◆ **Data in this exercise**
☆ ☆ ☆

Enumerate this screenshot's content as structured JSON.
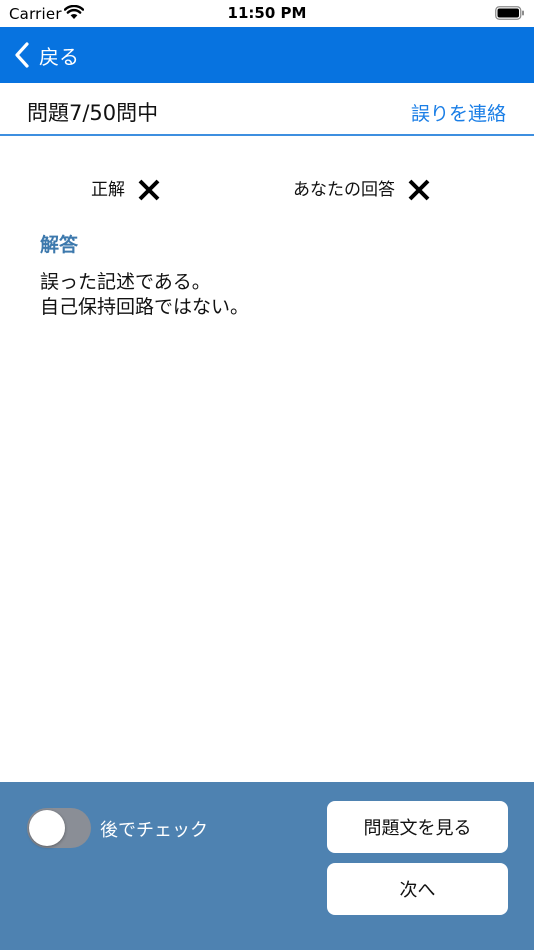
{
  "status_bar": {
    "carrier": "Carrier",
    "time": "11:50 PM"
  },
  "nav": {
    "back_label": "戻る",
    "bar_color": "#0773e0"
  },
  "question": {
    "counter": "問題7/50問中",
    "report_link": "誤りを連絡"
  },
  "result": {
    "correct_label": "正解",
    "correct_mark": "x-icon",
    "your_answer_label": "あなたの回答",
    "your_answer_mark": "x-icon"
  },
  "answer": {
    "heading": "解答",
    "body": "誤った記述である。\n自己保持回路ではない。",
    "heading_color": "#3d79ad"
  },
  "footer": {
    "toggle_label": "後でチェック",
    "toggle_on": false,
    "view_question_button": "問題文を見る",
    "next_button": "次へ",
    "background_color": "#4e82b1"
  }
}
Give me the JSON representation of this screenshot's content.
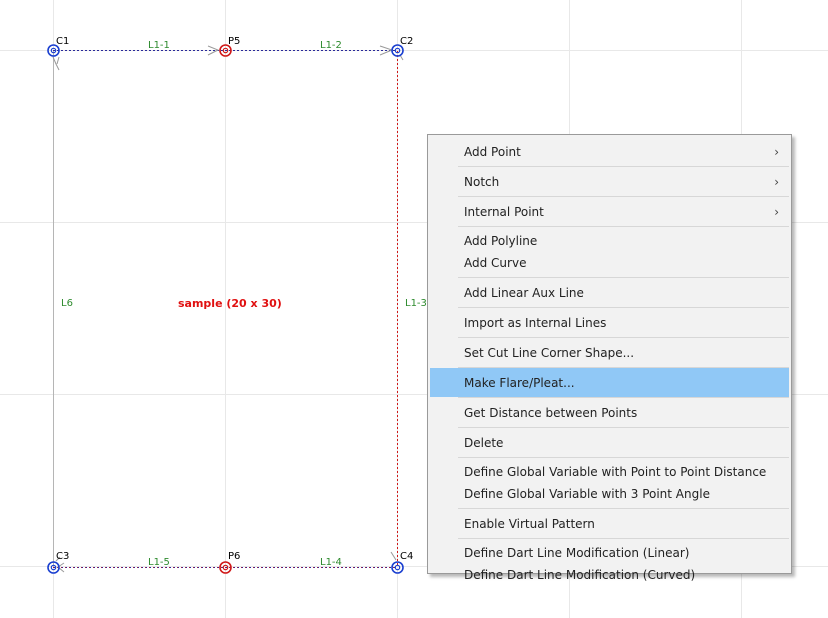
{
  "canvas": {
    "points": {
      "c1": "C1",
      "p5": "P5",
      "c2": "C2",
      "c3": "C3",
      "p6": "P6",
      "c4": "C4"
    },
    "lines": {
      "l1_1": "L1-1",
      "l1_2": "L1-2",
      "l1_3": "L1-3",
      "l1_4": "L1-4",
      "l1_5": "L1-5",
      "l6": "L6"
    },
    "pattern_title": "sample (20 x 30)",
    "colors": {
      "corner_point": "#1a3fd0",
      "mid_point": "#d01818",
      "line_label": "#2e8b2e",
      "title": "#e01010"
    }
  },
  "context_menu": {
    "add_point": "Add Point",
    "notch": "Notch",
    "internal_point": "Internal Point",
    "add_polyline": "Add Polyline",
    "add_curve": "Add Curve",
    "add_linear_aux_line": "Add Linear Aux Line",
    "import_internal_lines": "Import as Internal Lines",
    "set_cut_line_corner_shape": "Set Cut Line Corner Shape...",
    "make_flare_pleat": "Make Flare/Pleat...",
    "get_distance": "Get Distance between Points",
    "delete": "Delete",
    "define_gv_distance": "Define Global Variable with Point to Point Distance",
    "define_gv_angle": "Define Global Variable with 3 Point Angle",
    "enable_virtual_pattern": "Enable Virtual Pattern",
    "dart_linear": "Define Dart Line Modification (Linear)",
    "dart_curved": "Define Dart Line Modification (Curved)",
    "submenu_arrow": "›",
    "highlight_color": "#90c8f6"
  }
}
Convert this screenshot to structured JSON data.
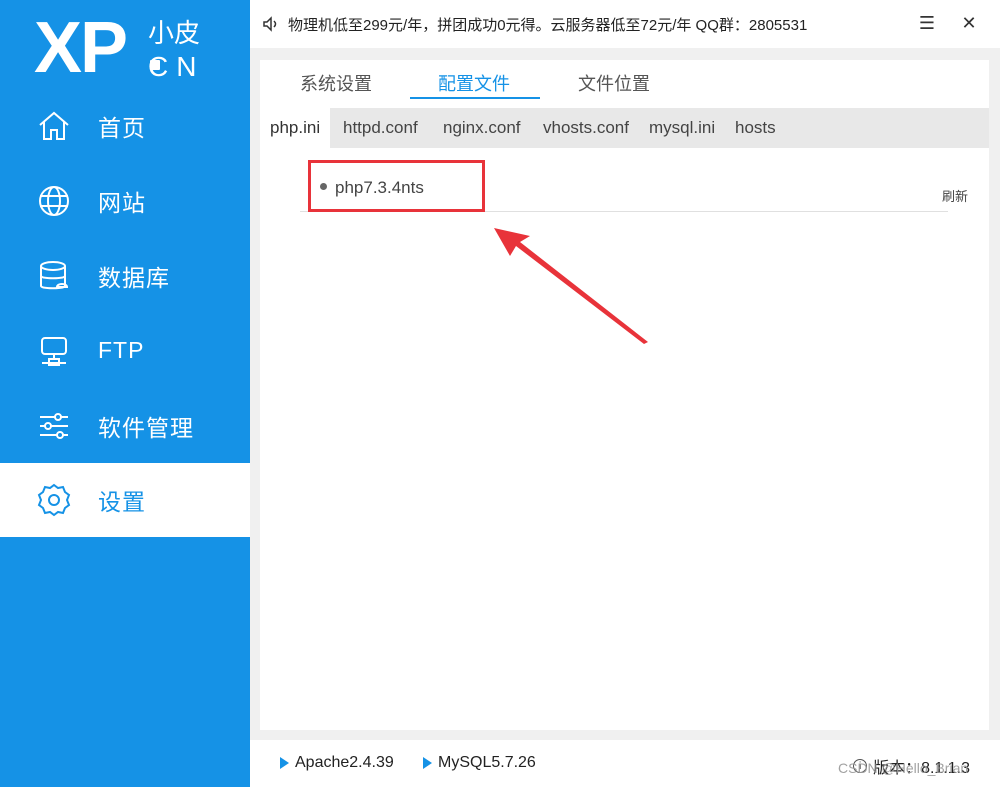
{
  "logo": {
    "xp": "XP",
    "small": "小皮",
    "cn": "CN"
  },
  "sidebar": {
    "items": [
      {
        "label": "首页",
        "icon": "home-icon"
      },
      {
        "label": "网站",
        "icon": "globe-icon"
      },
      {
        "label": "数据库",
        "icon": "database-icon"
      },
      {
        "label": "FTP",
        "icon": "server-icon"
      },
      {
        "label": "软件管理",
        "icon": "sliders-icon"
      },
      {
        "label": "设置",
        "icon": "gear-icon",
        "active": true
      }
    ]
  },
  "topbar": {
    "notice": "物理机低至299元/年，拼团成功0元得。云服务器低至72元/年 QQ群：2805531",
    "menu_glyph": "☰",
    "close_glyph": "✕"
  },
  "tabs": [
    {
      "label": "系统设置"
    },
    {
      "label": "配置文件",
      "active": true
    },
    {
      "label": "文件位置"
    }
  ],
  "subtabs": [
    {
      "label": "php.ini",
      "active": true
    },
    {
      "label": "httpd.conf"
    },
    {
      "label": "nginx.conf"
    },
    {
      "label": "vhosts.conf"
    },
    {
      "label": "mysql.ini"
    },
    {
      "label": "hosts"
    }
  ],
  "config_list": {
    "items": [
      {
        "label": "php7.3.4nts"
      }
    ],
    "refresh_label": "刷新"
  },
  "bottombar": {
    "apache": "Apache2.4.39",
    "mysql": "MySQL5.7.26",
    "version_label": "版本：8.1.1.3"
  },
  "watermark": "CSDN @Hello_Brian",
  "colors": {
    "accent": "#1592e6",
    "annotation": "#e8333a"
  }
}
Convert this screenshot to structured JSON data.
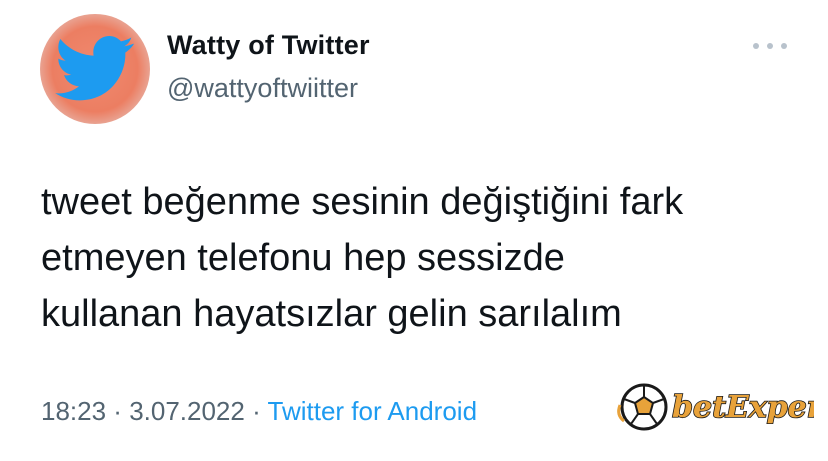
{
  "author": {
    "display_name": "Watty of Twitter",
    "handle": "@wattyoftwiitter",
    "avatar_icon": "twitter-bird-icon"
  },
  "menu": {
    "icon": "more-options-icon"
  },
  "tweet": {
    "lines": [
      "tweet beğenme sesinin değiştiğini fark",
      "etmeyen telefonu hep sessizde",
      "kullanan hayatsızlar gelin sarılalım"
    ]
  },
  "meta": {
    "time": "18:23",
    "date": "3.07.2022",
    "separator": " · ",
    "source": "Twitter for Android"
  },
  "watermark": {
    "brand": "betExper"
  },
  "colors": {
    "accent": "#1d9bf0",
    "secondary_text": "#536471",
    "avatar_bg": "#ec7e62"
  }
}
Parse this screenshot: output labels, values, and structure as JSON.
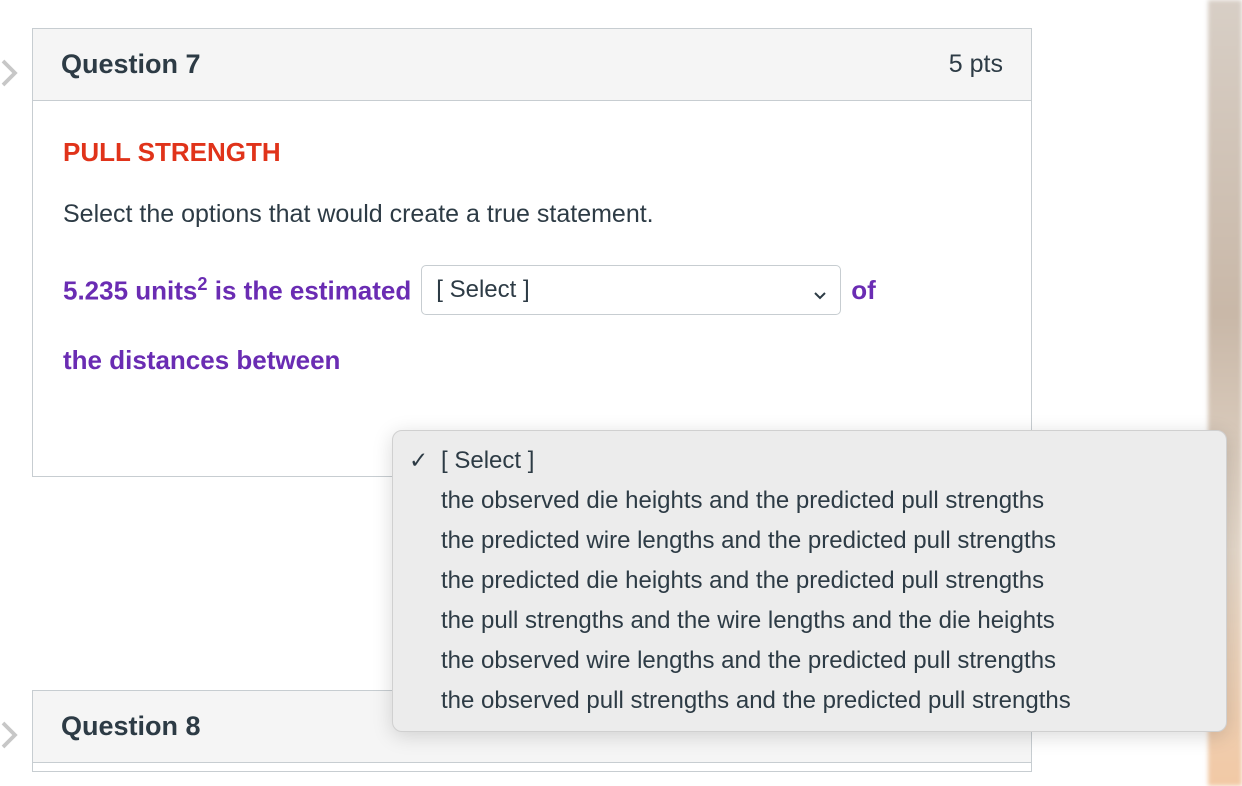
{
  "question7": {
    "title": "Question 7",
    "points": "5 pts",
    "heading": "PULL STRENGTH",
    "instruction": "Select the options that would create a true statement.",
    "statement_part1_prefix": "5.235 units",
    "statement_part1_exp": "2",
    "statement_part1_suffix": " is the estimated",
    "select_placeholder": "[ Select ]",
    "statement_of": "of",
    "statement_part2": "the distances between"
  },
  "dropdown": {
    "options": [
      "[ Select ]",
      "the observed die heights and the predicted pull strengths",
      "the predicted wire lengths and the predicted pull strengths",
      "the predicted die heights and the predicted pull strengths",
      "the pull strengths and the wire lengths and the die heights",
      "the observed wire lengths and the predicted pull strengths",
      "the observed pull strengths and the predicted pull strengths"
    ],
    "selected_index": 0
  },
  "question8": {
    "title": "Question 8"
  }
}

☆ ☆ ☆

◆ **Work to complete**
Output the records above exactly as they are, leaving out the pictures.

◆ **Expected answer**
Enumerate this screenshot's content as structured JSON.
{
  "status_bar": {
    "carrier": "Carrier",
    "time": "11:50 PM"
  },
  "nav": {
    "back_label": "戻る",
    "bar_color": "#0773e0"
  },
  "question": {
    "counter": "問題7/50問中",
    "report_link": "誤りを連絡"
  },
  "result": {
    "correct_label": "正解",
    "correct_mark": "x-icon",
    "your_answer_label": "あなたの回答",
    "your_answer_mark": "x-icon"
  },
  "answer": {
    "heading": "解答",
    "body": "誤った記述である。\n自己保持回路ではない。",
    "heading_color": "#3d79ad"
  },
  "footer": {
    "toggle_label": "後でチェック",
    "toggle_on": false,
    "view_question_button": "問題文を見る",
    "next_button": "次へ",
    "background_color": "#4e82b1"
  }
}
Give me the JSON representation of this screenshot's content.
{
  "canvas": {
    "points": {
      "c1": "C1",
      "p5": "P5",
      "c2": "C2",
      "c3": "C3",
      "p6": "P6",
      "c4": "C4"
    },
    "lines": {
      "l1_1": "L1-1",
      "l1_2": "L1-2",
      "l1_3": "L1-3",
      "l1_4": "L1-4",
      "l1_5": "L1-5",
      "l6": "L6"
    },
    "pattern_title": "sample (20 x 30)",
    "colors": {
      "corner_point": "#1a3fd0",
      "mid_point": "#d01818",
      "line_label": "#2e8b2e",
      "title": "#e01010"
    }
  },
  "context_menu": {
    "add_point": "Add Point",
    "notch": "Notch",
    "internal_point": "Internal Point",
    "add_polyline": "Add Polyline",
    "add_curve": "Add Curve",
    "add_linear_aux_line": "Add Linear Aux Line",
    "import_internal_lines": "Import as Internal Lines",
    "set_cut_line_corner_shape": "Set Cut Line Corner Shape...",
    "make_flare_pleat": "Make Flare/Pleat...",
    "get_distance": "Get Distance between Points",
    "delete": "Delete",
    "define_gv_distance": "Define Global Variable with Point to Point Distance",
    "define_gv_angle": "Define Global Variable with 3 Point Angle",
    "enable_virtual_pattern": "Enable Virtual Pattern",
    "dart_linear": "Define Dart Line Modification (Linear)",
    "dart_curved": "Define Dart Line Modification (Curved)",
    "submenu_arrow": "›",
    "highlight_color": "#90c8f6"
  }
}
Convert this screenshot to structured JSON data.
{
  "logo": {
    "xp": "XP",
    "small": "小皮",
    "cn": "CN"
  },
  "sidebar": {
    "items": [
      {
        "label": "首页",
        "icon": "home-icon"
      },
      {
        "label": "网站",
        "icon": "globe-icon"
      },
      {
        "label": "数据库",
        "icon": "database-icon"
      },
      {
        "label": "FTP",
        "icon": "server-icon"
      },
      {
        "label": "软件管理",
        "icon": "sliders-icon"
      },
      {
        "label": "设置",
        "icon": "gear-icon",
        "active": true
      }
    ]
  },
  "topbar": {
    "notice": "物理机低至299元/年，拼团成功0元得。云服务器低至72元/年 QQ群：2805531",
    "menu_glyph": "☰",
    "close_glyph": "✕"
  },
  "tabs": [
    {
      "label": "系统设置"
    },
    {
      "label": "配置文件",
      "active": true
    },
    {
      "label": "文件位置"
    }
  ],
  "subtabs": [
    {
      "label": "php.ini",
      "active": true
    },
    {
      "label": "httpd.conf"
    },
    {
      "label": "nginx.conf"
    },
    {
      "label": "vhosts.conf"
    },
    {
      "label": "mysql.ini"
    },
    {
      "label": "hosts"
    }
  ],
  "config_list": {
    "items": [
      {
        "label": "php7.3.4nts"
      }
    ],
    "refresh_label": "刷新"
  },
  "bottombar": {
    "apache": "Apache2.4.39",
    "mysql": "MySQL5.7.26",
    "version_label": "版本：8.1.1.3"
  },
  "watermark": "CSDN @Hello_Brian",
  "colors": {
    "accent": "#1592e6",
    "annotation": "#e8333a"
  }
}
Convert this screenshot to structured JSON data.
{
  "author": {
    "display_name": "Watty of Twitter",
    "handle": "@wattyoftwiitter",
    "avatar_icon": "twitter-bird-icon"
  },
  "menu": {
    "icon": "more-options-icon"
  },
  "tweet": {
    "lines": [
      "tweet beğenme sesinin değiştiğini fark",
      "etmeyen telefonu hep sessizde",
      "kullanan hayatsızlar gelin sarılalım"
    ]
  },
  "meta": {
    "time": "18:23",
    "date": "3.07.2022",
    "separator": " · ",
    "source": "Twitter for Android"
  },
  "watermark": {
    "brand": "betExper"
  },
  "colors": {
    "accent": "#1d9bf0",
    "secondary_text": "#536471",
    "avatar_bg": "#ec7e62"
  }
}
Parse this screenshot: output labels, values, and structure as JSON.
{
  "question7": {
    "title": "Question 7",
    "points": "5 pts",
    "heading": "PULL STRENGTH",
    "instruction": "Select the options that would create a true statement.",
    "statement_part1_prefix": "5.235 units",
    "statement_part1_exp": "2",
    "statement_part1_suffix": " is the estimated",
    "select_placeholder": "[ Select ]",
    "statement_of": "of",
    "statement_part2": "the distances between"
  },
  "dropdown": {
    "options": [
      "[ Select ]",
      "the observed die heights and the predicted pull strengths",
      "the predicted wire lengths and the predicted pull strengths",
      "the predicted die heights and the predicted pull strengths",
      "the pull strengths and the wire lengths and the die heights",
      "the observed wire lengths and the predicted pull strengths",
      "the observed pull strengths and the predicted pull strengths"
    ],
    "selected_index": 0
  },
  "question8": {
    "title": "Question 8"
  }
}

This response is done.